All of the records below are to be copied exactly.

* * * * * * *

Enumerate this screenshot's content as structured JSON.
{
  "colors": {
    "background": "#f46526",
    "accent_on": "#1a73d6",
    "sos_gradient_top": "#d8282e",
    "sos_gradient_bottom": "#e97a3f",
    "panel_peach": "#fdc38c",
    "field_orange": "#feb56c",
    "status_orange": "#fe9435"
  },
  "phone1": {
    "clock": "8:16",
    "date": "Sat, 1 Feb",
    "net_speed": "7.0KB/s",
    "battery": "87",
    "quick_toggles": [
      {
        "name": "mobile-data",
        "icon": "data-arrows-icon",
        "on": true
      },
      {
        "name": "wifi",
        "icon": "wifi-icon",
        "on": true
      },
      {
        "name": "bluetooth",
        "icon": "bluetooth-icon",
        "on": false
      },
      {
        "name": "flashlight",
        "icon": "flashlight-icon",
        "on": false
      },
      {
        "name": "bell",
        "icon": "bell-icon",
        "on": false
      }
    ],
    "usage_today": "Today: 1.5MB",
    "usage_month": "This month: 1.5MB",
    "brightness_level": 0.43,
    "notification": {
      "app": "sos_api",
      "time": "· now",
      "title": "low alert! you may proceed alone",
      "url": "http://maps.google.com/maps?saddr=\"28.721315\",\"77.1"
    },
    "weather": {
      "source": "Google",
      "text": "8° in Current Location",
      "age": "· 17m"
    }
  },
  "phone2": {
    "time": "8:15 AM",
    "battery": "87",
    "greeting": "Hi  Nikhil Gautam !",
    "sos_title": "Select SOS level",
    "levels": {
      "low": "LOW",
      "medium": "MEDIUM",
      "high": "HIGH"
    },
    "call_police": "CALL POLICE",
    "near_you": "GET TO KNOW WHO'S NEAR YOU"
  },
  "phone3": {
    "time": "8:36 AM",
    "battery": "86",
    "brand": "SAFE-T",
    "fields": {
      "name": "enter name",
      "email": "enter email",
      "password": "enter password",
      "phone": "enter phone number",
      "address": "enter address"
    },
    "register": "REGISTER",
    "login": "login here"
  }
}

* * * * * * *

Your response:
Enumerate this screenshot's content as structured JSON.
{
  "colors": {
    "background": "#f46526",
    "accent_on": "#1a73d6",
    "sos_gradient_top": "#d8282e",
    "sos_gradient_bottom": "#e97a3f",
    "panel_peach": "#fdc38c",
    "field_orange": "#feb56c",
    "status_orange": "#fe9435"
  },
  "phone1": {
    "clock": "8:16",
    "date": "Sat, 1 Feb",
    "net_speed": "7.0KB/s",
    "battery": "87",
    "quick_toggles": [
      {
        "name": "mobile-data",
        "icon": "data-arrows-icon",
        "on": true
      },
      {
        "name": "wifi",
        "icon": "wifi-icon",
        "on": true
      },
      {
        "name": "bluetooth",
        "icon": "bluetooth-icon",
        "on": false
      },
      {
        "name": "flashlight",
        "icon": "flashlight-icon",
        "on": false
      },
      {
        "name": "bell",
        "icon": "bell-icon",
        "on": false
      }
    ],
    "usage_today": "Today: 1.5MB",
    "usage_month": "This month: 1.5MB",
    "brightness_level": 0.43,
    "notification": {
      "app": "sos_api",
      "time": "· now",
      "title": "low alert! you may proceed alone",
      "url": "http://maps.google.com/maps?saddr=\"28.721315\",\"77.1"
    },
    "weather": {
      "source": "Google",
      "text": "8° in Current Location",
      "age": "· 17m"
    }
  },
  "phone2": {
    "time": "8:15 AM",
    "battery": "87",
    "greeting": "Hi  Nikhil Gautam !",
    "sos_title": "Select SOS level",
    "levels": {
      "low": "LOW",
      "medium": "MEDIUM",
      "high": "HIGH"
    },
    "call_police": "CALL POLICE",
    "near_you": "GET TO KNOW WHO'S NEAR YOU"
  },
  "phone3": {
    "time": "8:36 AM",
    "battery": "86",
    "brand": "SAFE-T",
    "fields": {
      "name": "enter name",
      "email": "enter email",
      "password": "enter password",
      "phone": "enter phone number",
      "address": "enter address"
    },
    "register": "REGISTER",
    "login": "login here"
  }
}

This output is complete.